> Prompt
The answer is the data repeated in full, with no pictures included.

> Provided data

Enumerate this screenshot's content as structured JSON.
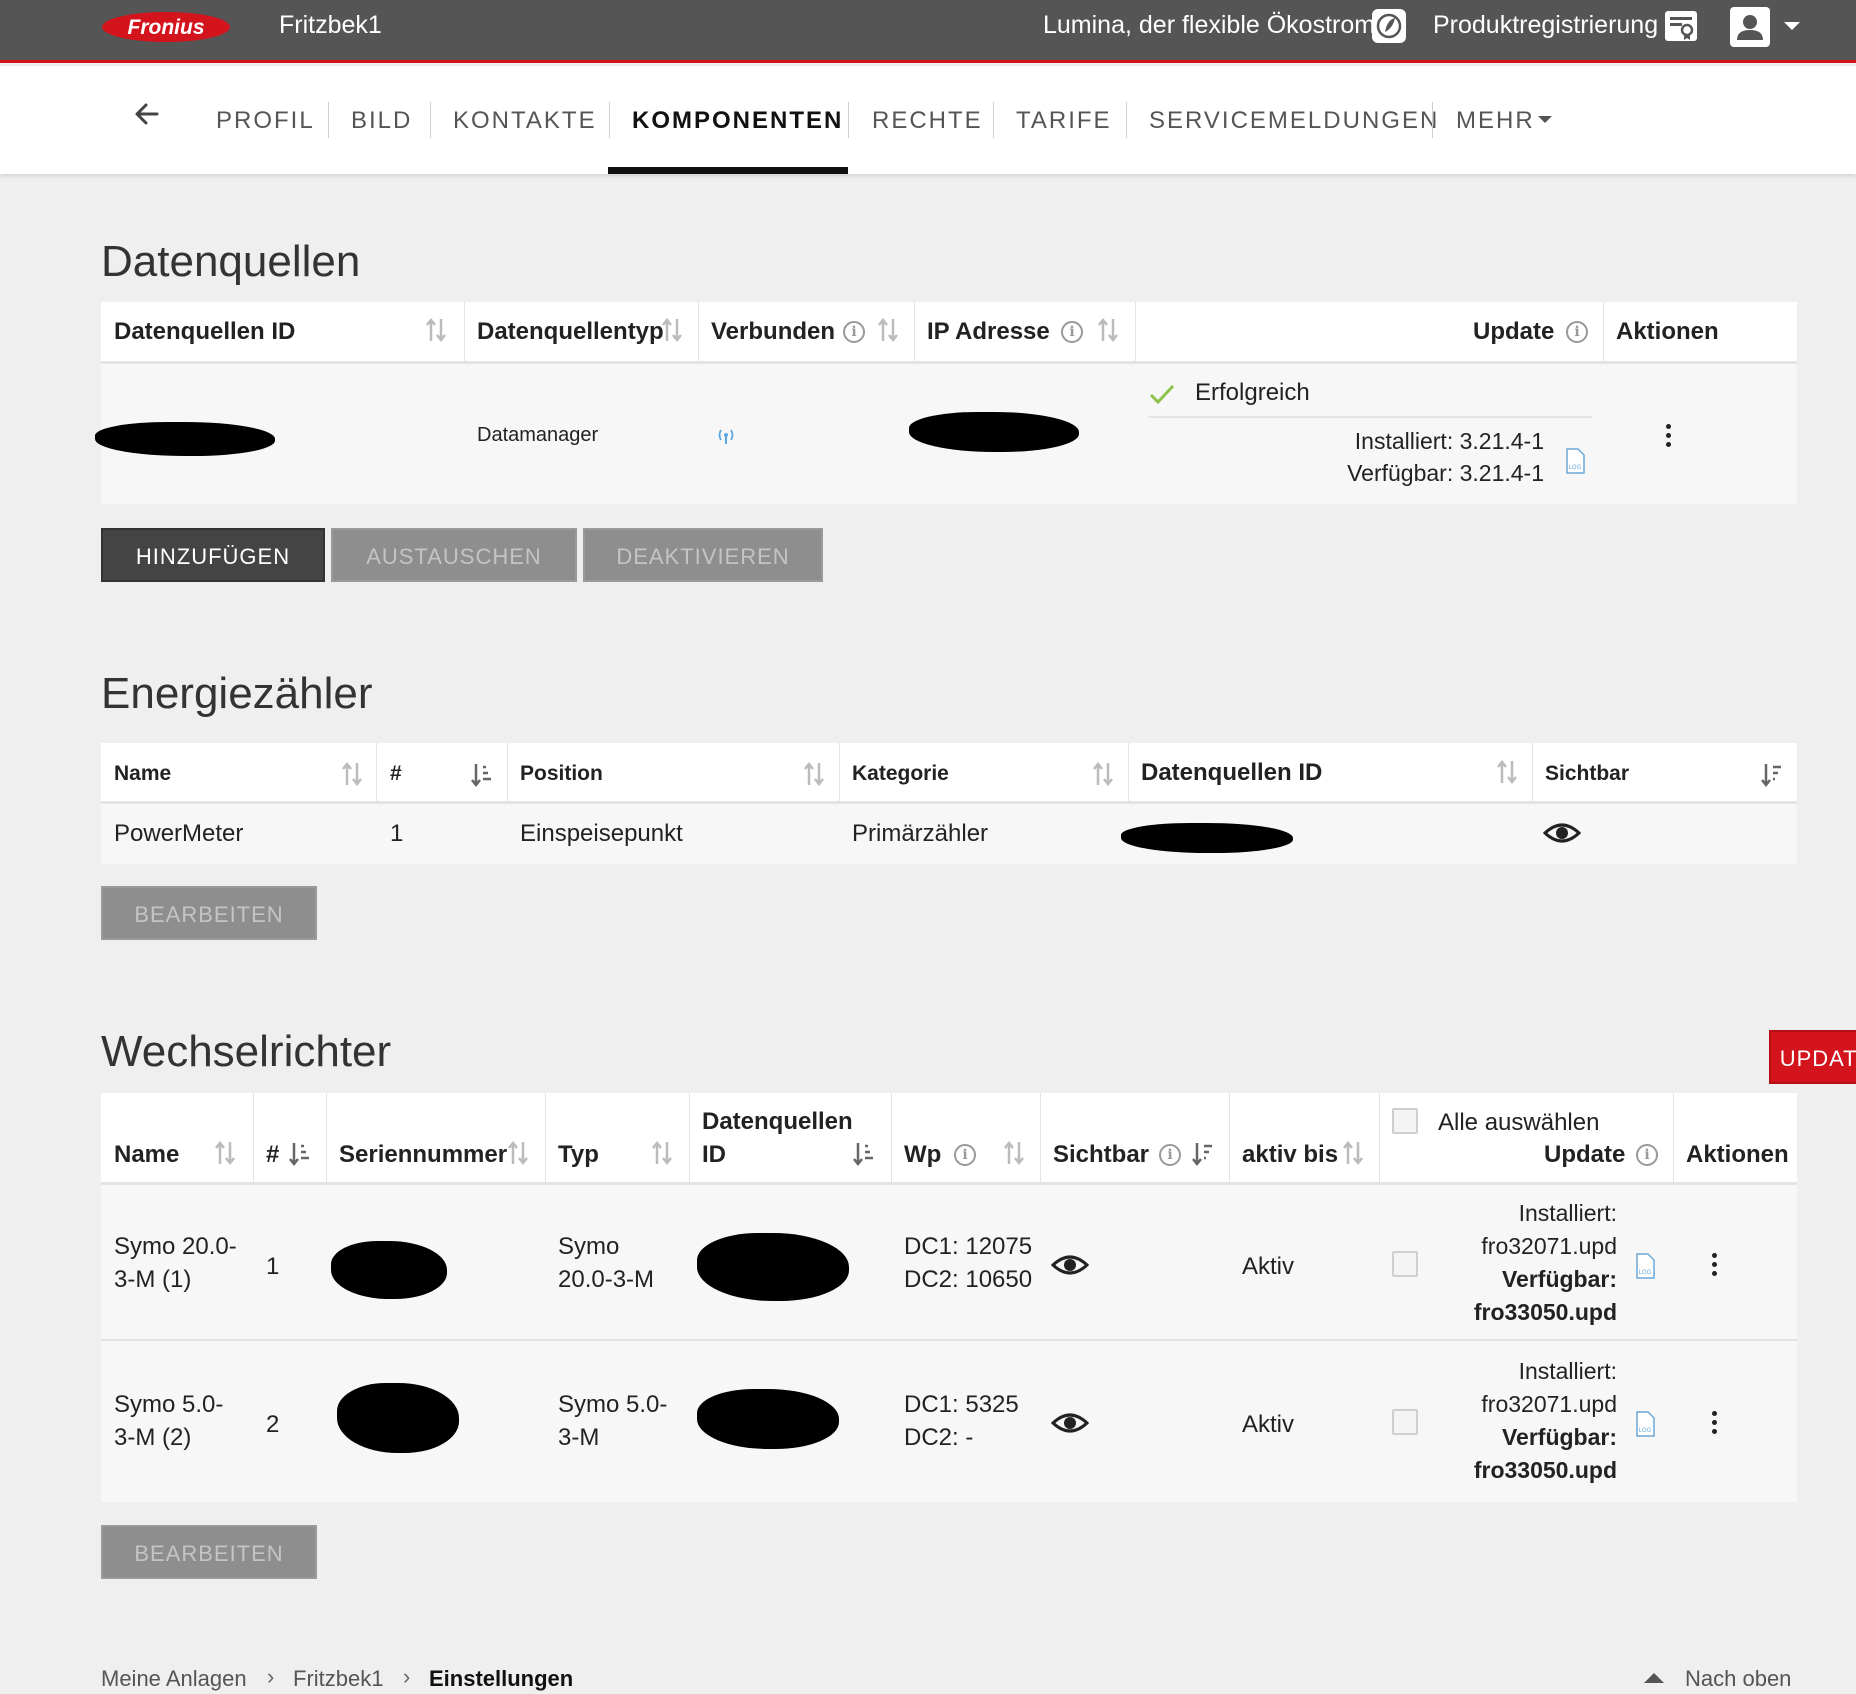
{
  "topbar": {
    "logo_text": "Fronius",
    "plant_name": "Fritzbek1",
    "lumina_link": "Lumina, der flexible Ökostrom",
    "product_registration": "Produktregistrierung",
    "colors": {
      "bar": "#555555",
      "accent": "#d3141d"
    }
  },
  "nav": {
    "tabs": [
      "PROFIL",
      "BILD",
      "KONTAKTE",
      "KOMPONENTEN",
      "RECHTE",
      "TARIFE",
      "SERVICEMELDUNGEN",
      "MEHR"
    ],
    "active_tab": "KOMPONENTEN"
  },
  "datenquellen": {
    "title": "Datenquellen",
    "headers": [
      "Datenquellen ID",
      "Datenquellentyp",
      "Verbunden",
      "IP Adresse",
      "Update",
      "Aktionen"
    ],
    "row": {
      "type": "Datamanager",
      "update_status": "Erfolgreich",
      "installed": "Installiert: 3.21.4-1",
      "available": "Verfügbar: 3.21.4-1"
    },
    "buttons": {
      "add": "HINZUFÜGEN",
      "replace": "AUSTAUSCHEN",
      "deactivate": "DEAKTIVIEREN"
    }
  },
  "energiezaehler": {
    "title": "Energiezähler",
    "headers": [
      "Name",
      "#",
      "Position",
      "Kategorie",
      "Datenquellen ID",
      "Sichtbar"
    ],
    "rows": [
      {
        "name": "PowerMeter",
        "num": "1",
        "position": "Einspeisepunkt",
        "category": "Primärzähler"
      }
    ],
    "edit_button": "BEARBEITEN"
  },
  "wechselrichter": {
    "title": "Wechselrichter",
    "update_button": "UPDATE",
    "headers": {
      "name": "Name",
      "num": "#",
      "serial": "Seriennummer",
      "type": "Typ",
      "ds_id_1": "Datenquellen",
      "ds_id_2": "ID",
      "wp": "Wp",
      "visible": "Sichtbar",
      "active_until": "aktiv bis",
      "select_all": "Alle auswählen",
      "update": "Update",
      "actions": "Aktionen"
    },
    "rows": [
      {
        "name_1": "Symo 20.0-",
        "name_2": "3-M (1)",
        "num": "1",
        "type_1": "Symo",
        "type_2": "20.0-3-M",
        "dc1": "DC1: 12075",
        "dc2": "DC2: 10650",
        "active": "Aktiv",
        "installed_label": "Installiert:",
        "installed_file": "fro32071.upd",
        "available_label": "Verfügbar:",
        "available_file": "fro33050.upd"
      },
      {
        "name_1": "Symo 5.0-",
        "name_2": "3-M (2)",
        "num": "2",
        "type_1": "Symo 5.0-",
        "type_2": "3-M",
        "dc1": "DC1: 5325",
        "dc2": "DC2: -",
        "active": "Aktiv",
        "installed_label": "Installiert:",
        "installed_file": "fro32071.upd",
        "available_label": "Verfügbar:",
        "available_file": "fro33050.upd"
      }
    ],
    "edit_button": "BEARBEITEN"
  },
  "footer": {
    "breadcrumb": [
      "Meine Anlagen",
      "Fritzbek1",
      "Einstellungen"
    ],
    "to_top": "Nach oben"
  }
}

> Exercise solution
Enumerate this screenshot's content as structured JSON.
{
  "topbar": {
    "logo_text": "Fronius",
    "plant_name": "Fritzbek1",
    "lumina_link": "Lumina, der flexible Ökostrom",
    "product_registration": "Produktregistrierung",
    "colors": {
      "bar": "#555555",
      "accent": "#d3141d"
    }
  },
  "nav": {
    "tabs": [
      "PROFIL",
      "BILD",
      "KONTAKTE",
      "KOMPONENTEN",
      "RECHTE",
      "TARIFE",
      "SERVICEMELDUNGEN",
      "MEHR"
    ],
    "active_tab": "KOMPONENTEN"
  },
  "datenquellen": {
    "title": "Datenquellen",
    "headers": [
      "Datenquellen ID",
      "Datenquellentyp",
      "Verbunden",
      "IP Adresse",
      "Update",
      "Aktionen"
    ],
    "row": {
      "type": "Datamanager",
      "update_status": "Erfolgreich",
      "installed": "Installiert: 3.21.4-1",
      "available": "Verfügbar: 3.21.4-1"
    },
    "buttons": {
      "add": "HINZUFÜGEN",
      "replace": "AUSTAUSCHEN",
      "deactivate": "DEAKTIVIEREN"
    }
  },
  "energiezaehler": {
    "title": "Energiezähler",
    "headers": [
      "Name",
      "#",
      "Position",
      "Kategorie",
      "Datenquellen ID",
      "Sichtbar"
    ],
    "rows": [
      {
        "name": "PowerMeter",
        "num": "1",
        "position": "Einspeisepunkt",
        "category": "Primärzähler"
      }
    ],
    "edit_button": "BEARBEITEN"
  },
  "wechselrichter": {
    "title": "Wechselrichter",
    "update_button": "UPDATE",
    "headers": {
      "name": "Name",
      "num": "#",
      "serial": "Seriennummer",
      "type": "Typ",
      "ds_id_1": "Datenquellen",
      "ds_id_2": "ID",
      "wp": "Wp",
      "visible": "Sichtbar",
      "active_until": "aktiv bis",
      "select_all": "Alle auswählen",
      "update": "Update",
      "actions": "Aktionen"
    },
    "rows": [
      {
        "name_1": "Symo 20.0-",
        "name_2": "3-M (1)",
        "num": "1",
        "type_1": "Symo",
        "type_2": "20.0-3-M",
        "dc1": "DC1: 12075",
        "dc2": "DC2: 10650",
        "active": "Aktiv",
        "installed_label": "Installiert:",
        "installed_file": "fro32071.upd",
        "available_label": "Verfügbar:",
        "available_file": "fro33050.upd"
      },
      {
        "name_1": "Symo 5.0-",
        "name_2": "3-M (2)",
        "num": "2",
        "type_1": "Symo 5.0-",
        "type_2": "3-M",
        "dc1": "DC1: 5325",
        "dc2": "DC2: -",
        "active": "Aktiv",
        "installed_label": "Installiert:",
        "installed_file": "fro32071.upd",
        "available_label": "Verfügbar:",
        "available_file": "fro33050.upd"
      }
    ],
    "edit_button": "BEARBEITEN"
  },
  "footer": {
    "breadcrumb": [
      "Meine Anlagen",
      "Fritzbek1",
      "Einstellungen"
    ],
    "to_top": "Nach oben"
  }
}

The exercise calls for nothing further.